Nevertheless, even with all the delightful twists and surprises, I still find myself being torn. Ocarina of Time is an exceptional game, it always will be and the story it had, moved me, as did the one in Twilight Princess, a game I absolutely love almost as much as much as I love Ocarina and it is because of its story. The journey Link finds himself on and the world around him. In a lot of ways, Breath of the Wild seems like an evolved version of Twilight Princess, with characteristics and species from titles such as Skyward Sword and The Wind Waker, but I would have liked the story to have been a little better. Had it have been just a smidgeon more, there wouldn’t be a battle raging in my head, Breath of the Wild would be an immediate Champion (pun intended) and would reign supreme over all Zelda games.
Trying to give this game a score it deserves and not one based on bias and hype is a tough challenge and one many other reviewers seemed not to have, but I can not deny that Breath of the Wild is a phenomenal game and one of the very best we have seen for quite some time. A game that goes above and beyond and does justify its lengthy development, so with that in mind, I am going to say that that Twilight Princess is no longer my second favourite Zelda game of all time, because I love Breath of the Wild and Ocarina of Time equally. I can’t choose between them, I really tried to but I just can’t do it and because I prefer to give whole scores, I have no choice but to score Breath of the Wild 10/10 because even with its story that could have been better, for it is a truly great game and one well worth the asking price. (Even if that asking price includes you having to buy a Nintendo Switch just so you can play the game on the Switch instead of the Wii U.) I do however want to make it clear though that while I score it a 10/10 as far as Zelda games themselves go, it is 9.9/10 because it is not better than Ocarina of Time, but it is every bit as great and timeless as Ocarina of Time is!

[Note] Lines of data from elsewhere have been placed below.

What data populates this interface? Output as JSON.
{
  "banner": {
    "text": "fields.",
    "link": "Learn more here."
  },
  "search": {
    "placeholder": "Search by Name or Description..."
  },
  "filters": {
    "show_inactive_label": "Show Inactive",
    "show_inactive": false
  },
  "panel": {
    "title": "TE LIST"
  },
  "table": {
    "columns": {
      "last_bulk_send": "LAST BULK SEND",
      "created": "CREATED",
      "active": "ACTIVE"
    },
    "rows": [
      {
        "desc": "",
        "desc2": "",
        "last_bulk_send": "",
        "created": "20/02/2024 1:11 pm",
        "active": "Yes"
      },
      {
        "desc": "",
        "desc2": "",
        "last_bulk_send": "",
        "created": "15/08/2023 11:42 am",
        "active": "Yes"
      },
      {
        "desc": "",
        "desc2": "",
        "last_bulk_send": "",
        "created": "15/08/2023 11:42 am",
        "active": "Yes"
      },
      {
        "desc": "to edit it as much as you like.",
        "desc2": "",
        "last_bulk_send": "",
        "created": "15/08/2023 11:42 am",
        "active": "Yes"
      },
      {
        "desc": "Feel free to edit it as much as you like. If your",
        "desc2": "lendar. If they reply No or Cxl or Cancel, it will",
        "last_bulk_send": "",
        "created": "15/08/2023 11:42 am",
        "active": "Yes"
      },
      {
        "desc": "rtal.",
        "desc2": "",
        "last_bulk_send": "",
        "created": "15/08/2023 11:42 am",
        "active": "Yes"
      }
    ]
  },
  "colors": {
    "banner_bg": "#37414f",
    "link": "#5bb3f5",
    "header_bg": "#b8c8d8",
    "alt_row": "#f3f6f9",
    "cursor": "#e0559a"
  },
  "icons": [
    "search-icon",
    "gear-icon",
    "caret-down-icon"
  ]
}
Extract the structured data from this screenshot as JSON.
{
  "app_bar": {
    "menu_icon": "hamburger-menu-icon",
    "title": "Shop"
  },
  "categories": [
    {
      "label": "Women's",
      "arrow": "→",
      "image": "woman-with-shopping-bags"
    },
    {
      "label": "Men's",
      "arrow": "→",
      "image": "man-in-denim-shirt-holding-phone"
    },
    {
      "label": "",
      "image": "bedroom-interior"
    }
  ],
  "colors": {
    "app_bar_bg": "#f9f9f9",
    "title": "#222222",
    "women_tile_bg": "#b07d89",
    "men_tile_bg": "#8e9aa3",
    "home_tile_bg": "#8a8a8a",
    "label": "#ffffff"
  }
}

THE VERDICT: 10/10Tags: Breath of the Wild, Jack Longman, March Feature, Nintendo Switch, review, The Legend Of Zelda
This post was written by Jack Longman